Soon, MCI will be a thing of the past
The NMC Bill was proposed as an alternative to the Medical Council Act of 1956.
For long, MCI overlooked medical education in the country, but after it was hit by charges of corruption, there have been demands to replace it with a more effective organization.
While NMC Bill does that, it also proposed an "exit exam" which doctors will be mandated to appear for.
Students will have to appear for an additional exam
According to the Bill, undergraduate medical students will have to sit for the National Exit Test (NEXT), in addition to final year exams.
NEXT will determine who are eligible to apply for post-graduate courses.
Moreover, students who have completed their medical course from abroad will have to clear NEXT to get a license to practice in India.
Many feel this will put undue pressure on students.
Further, "bridge courses" are causing friction between doctors and government
The NMC Bill also seeks to introduce "bridge courses" which will "train" students from paramedical courses (like physiotherapy and nursing) to give primary healthcare in rural areas.
IMA feels this will only promote quackery as no one can become a medical expert through a "bridge course".
Doctors argue this is only a quick fix to make up for lack of doctors.
Does the government want to create quacks: IMA's former president
"Even if someone is remotely connected with modern medicine, be it a lab technician, they can now directly practise modern medicine. This is like creating 3.5 lakh, legally, registered quacks in India," said Dr. Ravindra Wankhedkar, former national president, IMA.
IMA has called the Bill anti-poor and anti-student
Moreover, NMC Bill suggests regulation of fees for 50% of seats in private medical colleges and deemed universities. This move will only make medical education costlier, claimed IMA's general secretary RV Asokan.

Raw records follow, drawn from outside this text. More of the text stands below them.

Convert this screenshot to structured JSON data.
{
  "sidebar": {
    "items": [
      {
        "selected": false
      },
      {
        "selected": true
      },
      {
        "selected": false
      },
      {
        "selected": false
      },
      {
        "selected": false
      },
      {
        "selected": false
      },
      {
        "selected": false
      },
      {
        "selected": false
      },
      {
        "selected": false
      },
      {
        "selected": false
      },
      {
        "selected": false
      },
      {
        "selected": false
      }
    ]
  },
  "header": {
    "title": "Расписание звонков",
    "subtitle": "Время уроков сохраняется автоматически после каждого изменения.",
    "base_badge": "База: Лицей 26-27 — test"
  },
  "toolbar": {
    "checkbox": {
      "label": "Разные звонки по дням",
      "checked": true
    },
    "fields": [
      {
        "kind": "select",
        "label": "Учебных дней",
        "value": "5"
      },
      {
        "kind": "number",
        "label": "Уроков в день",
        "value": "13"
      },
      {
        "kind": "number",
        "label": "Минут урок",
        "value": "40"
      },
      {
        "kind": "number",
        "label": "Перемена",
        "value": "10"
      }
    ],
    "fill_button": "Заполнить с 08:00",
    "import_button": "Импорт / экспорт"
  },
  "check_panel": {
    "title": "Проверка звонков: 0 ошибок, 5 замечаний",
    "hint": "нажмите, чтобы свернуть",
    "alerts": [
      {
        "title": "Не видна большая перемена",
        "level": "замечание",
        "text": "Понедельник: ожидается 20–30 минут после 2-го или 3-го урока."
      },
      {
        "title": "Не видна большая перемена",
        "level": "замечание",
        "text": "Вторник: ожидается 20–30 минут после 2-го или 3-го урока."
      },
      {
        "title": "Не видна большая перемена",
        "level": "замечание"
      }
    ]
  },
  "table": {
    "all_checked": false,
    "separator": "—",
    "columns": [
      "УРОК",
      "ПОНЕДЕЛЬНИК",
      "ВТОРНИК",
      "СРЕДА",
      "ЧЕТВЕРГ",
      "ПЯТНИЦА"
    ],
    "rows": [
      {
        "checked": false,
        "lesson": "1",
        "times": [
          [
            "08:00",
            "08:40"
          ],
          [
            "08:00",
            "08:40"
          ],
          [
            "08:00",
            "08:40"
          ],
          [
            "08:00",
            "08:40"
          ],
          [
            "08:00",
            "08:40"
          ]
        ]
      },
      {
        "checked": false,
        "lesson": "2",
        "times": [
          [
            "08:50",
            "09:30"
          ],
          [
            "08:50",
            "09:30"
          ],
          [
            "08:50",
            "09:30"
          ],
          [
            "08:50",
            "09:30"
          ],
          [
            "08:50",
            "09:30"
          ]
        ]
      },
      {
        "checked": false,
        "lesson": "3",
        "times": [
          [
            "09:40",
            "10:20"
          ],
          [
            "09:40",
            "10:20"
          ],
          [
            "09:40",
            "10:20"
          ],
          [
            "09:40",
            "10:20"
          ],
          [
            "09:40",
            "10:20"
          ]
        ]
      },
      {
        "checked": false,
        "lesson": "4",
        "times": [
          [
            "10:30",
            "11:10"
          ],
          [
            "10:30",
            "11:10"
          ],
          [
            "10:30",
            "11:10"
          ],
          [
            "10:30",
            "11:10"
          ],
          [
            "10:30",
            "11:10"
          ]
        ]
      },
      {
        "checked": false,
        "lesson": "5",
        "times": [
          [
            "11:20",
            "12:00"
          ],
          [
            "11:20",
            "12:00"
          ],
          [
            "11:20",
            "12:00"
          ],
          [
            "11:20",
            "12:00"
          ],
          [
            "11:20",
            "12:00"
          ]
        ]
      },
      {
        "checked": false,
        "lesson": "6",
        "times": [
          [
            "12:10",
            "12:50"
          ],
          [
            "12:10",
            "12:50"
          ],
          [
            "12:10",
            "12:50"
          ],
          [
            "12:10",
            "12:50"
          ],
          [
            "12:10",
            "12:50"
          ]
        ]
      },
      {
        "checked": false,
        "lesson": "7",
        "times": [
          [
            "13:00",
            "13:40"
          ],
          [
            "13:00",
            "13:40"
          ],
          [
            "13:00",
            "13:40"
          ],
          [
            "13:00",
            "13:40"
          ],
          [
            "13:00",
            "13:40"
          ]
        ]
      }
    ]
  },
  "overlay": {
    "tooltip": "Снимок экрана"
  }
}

IMA thinks the Bill is an attempt to privatize medical education.
Further, IMA has alleged the Bill is anti-democratic, anti-federal, anti-poor, anti-student and will lower the country's medical standards.